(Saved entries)
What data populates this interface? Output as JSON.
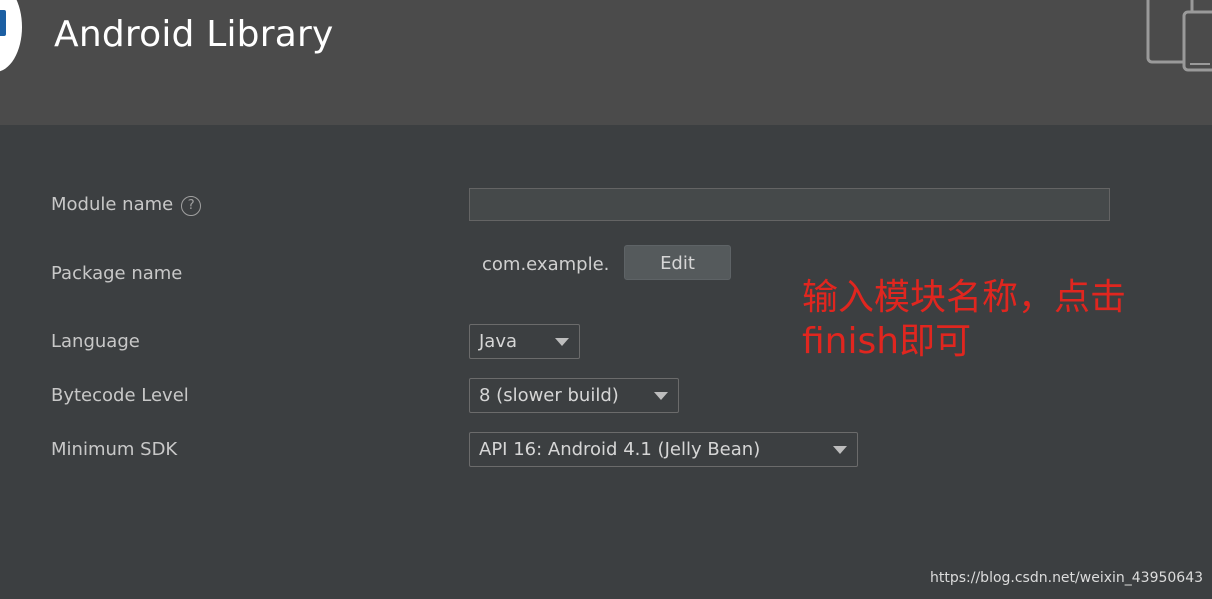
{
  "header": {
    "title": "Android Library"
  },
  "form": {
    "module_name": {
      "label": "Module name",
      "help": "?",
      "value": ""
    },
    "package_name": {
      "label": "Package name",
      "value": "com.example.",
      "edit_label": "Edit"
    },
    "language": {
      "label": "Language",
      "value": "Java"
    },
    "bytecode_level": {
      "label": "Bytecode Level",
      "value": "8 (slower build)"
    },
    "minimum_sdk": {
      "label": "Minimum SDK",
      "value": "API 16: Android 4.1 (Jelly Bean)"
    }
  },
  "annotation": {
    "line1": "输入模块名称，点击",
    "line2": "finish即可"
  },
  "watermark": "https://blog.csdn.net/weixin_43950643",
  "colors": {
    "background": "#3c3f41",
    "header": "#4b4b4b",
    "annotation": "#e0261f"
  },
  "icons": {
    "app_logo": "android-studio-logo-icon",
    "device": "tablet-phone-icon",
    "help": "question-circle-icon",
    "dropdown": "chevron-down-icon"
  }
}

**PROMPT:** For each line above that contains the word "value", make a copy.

**EXPECTED ANSWER:**
      "value": ""
      "value": "com.example.",
      "value": "Java"
      "value": "8 (slower build)"
      "value": "API 16: Android 4.1 (Jelly Bean)"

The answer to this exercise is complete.